Start of SUPPLIED ENTRIES

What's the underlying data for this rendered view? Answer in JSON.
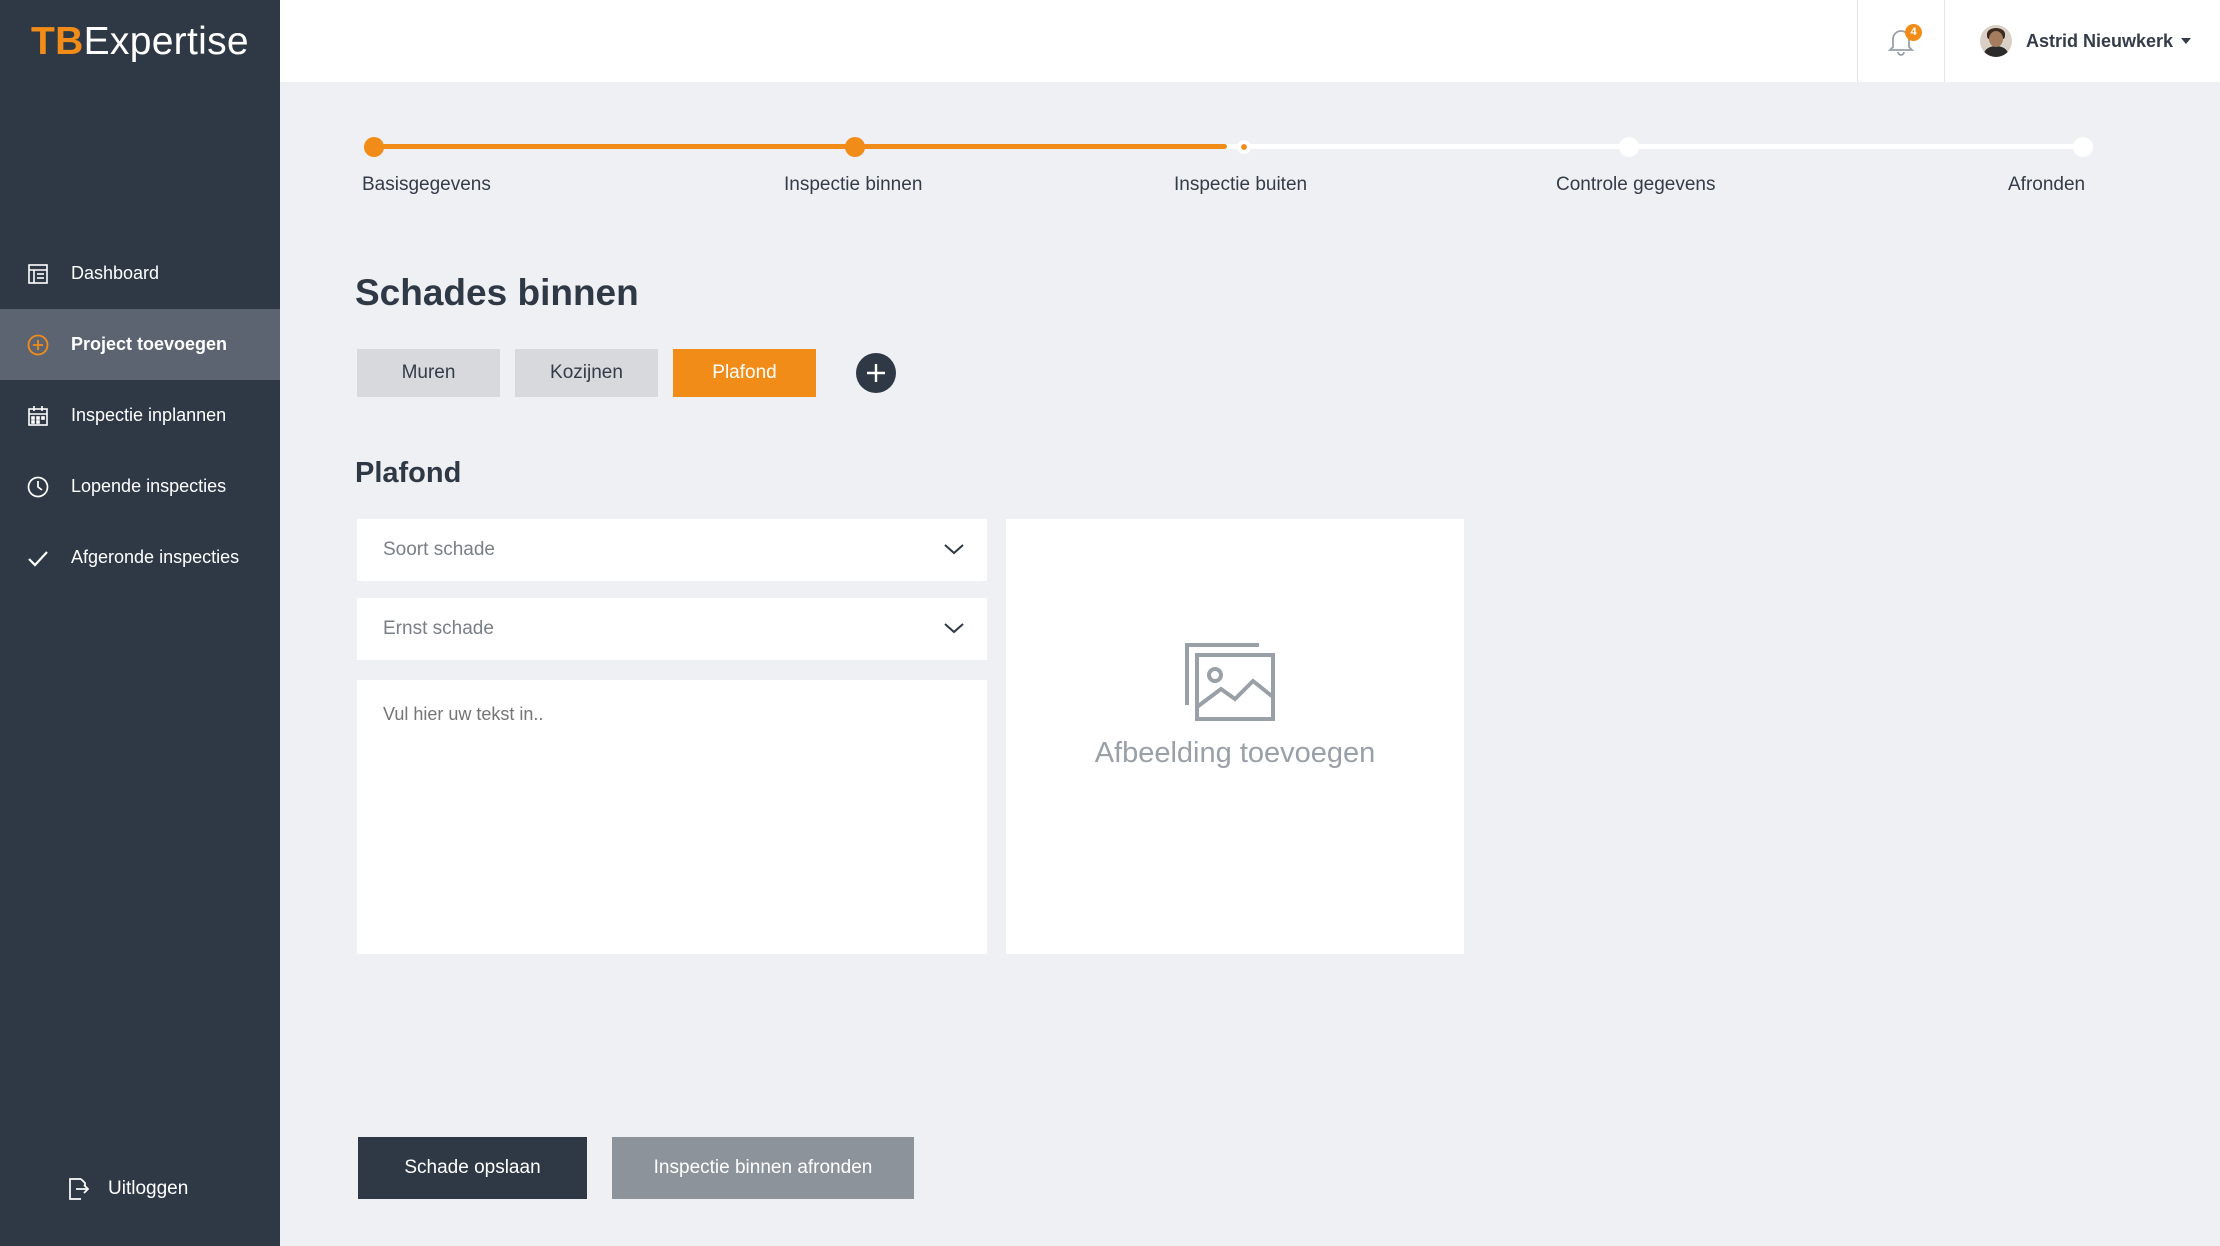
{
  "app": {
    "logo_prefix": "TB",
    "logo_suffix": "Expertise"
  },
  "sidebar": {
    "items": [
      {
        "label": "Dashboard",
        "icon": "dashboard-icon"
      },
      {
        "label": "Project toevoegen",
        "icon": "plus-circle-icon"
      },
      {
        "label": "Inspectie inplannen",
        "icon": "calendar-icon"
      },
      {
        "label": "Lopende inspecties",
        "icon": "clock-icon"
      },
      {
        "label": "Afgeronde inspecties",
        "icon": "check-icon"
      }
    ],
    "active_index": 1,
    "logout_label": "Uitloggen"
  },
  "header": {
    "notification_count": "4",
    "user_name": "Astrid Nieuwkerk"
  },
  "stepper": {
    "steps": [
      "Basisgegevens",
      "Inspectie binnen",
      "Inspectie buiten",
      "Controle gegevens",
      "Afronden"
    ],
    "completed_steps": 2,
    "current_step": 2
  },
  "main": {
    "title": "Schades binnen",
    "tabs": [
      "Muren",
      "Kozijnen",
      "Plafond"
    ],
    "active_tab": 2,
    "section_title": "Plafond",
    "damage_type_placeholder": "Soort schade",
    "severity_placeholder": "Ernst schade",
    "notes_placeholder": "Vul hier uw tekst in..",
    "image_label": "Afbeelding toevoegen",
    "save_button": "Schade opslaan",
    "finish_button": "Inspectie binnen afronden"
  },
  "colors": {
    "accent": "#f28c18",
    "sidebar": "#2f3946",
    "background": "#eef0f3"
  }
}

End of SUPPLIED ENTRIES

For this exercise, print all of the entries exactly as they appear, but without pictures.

What's the underlying data for this rendered view? Answer in JSON.
{
  "app": {
    "logo_prefix": "TB",
    "logo_suffix": "Expertise"
  },
  "sidebar": {
    "items": [
      {
        "label": "Dashboard",
        "icon": "dashboard-icon"
      },
      {
        "label": "Project toevoegen",
        "icon": "plus-circle-icon"
      },
      {
        "label": "Inspectie inplannen",
        "icon": "calendar-icon"
      },
      {
        "label": "Lopende inspecties",
        "icon": "clock-icon"
      },
      {
        "label": "Afgeronde inspecties",
        "icon": "check-icon"
      }
    ],
    "active_index": 1,
    "logout_label": "Uitloggen"
  },
  "header": {
    "notification_count": "4",
    "user_name": "Astrid Nieuwkerk"
  },
  "stepper": {
    "steps": [
      "Basisgegevens",
      "Inspectie binnen",
      "Inspectie buiten",
      "Controle gegevens",
      "Afronden"
    ],
    "completed_steps": 2,
    "current_step": 2
  },
  "main": {
    "title": "Schades binnen",
    "tabs": [
      "Muren",
      "Kozijnen",
      "Plafond"
    ],
    "active_tab": 2,
    "section_title": "Plafond",
    "damage_type_placeholder": "Soort schade",
    "severity_placeholder": "Ernst schade",
    "notes_placeholder": "Vul hier uw tekst in..",
    "image_label": "Afbeelding toevoegen",
    "save_button": "Schade opslaan",
    "finish_button": "Inspectie binnen afronden"
  },
  "colors": {
    "accent": "#f28c18",
    "sidebar": "#2f3946",
    "background": "#eef0f3"
  }
}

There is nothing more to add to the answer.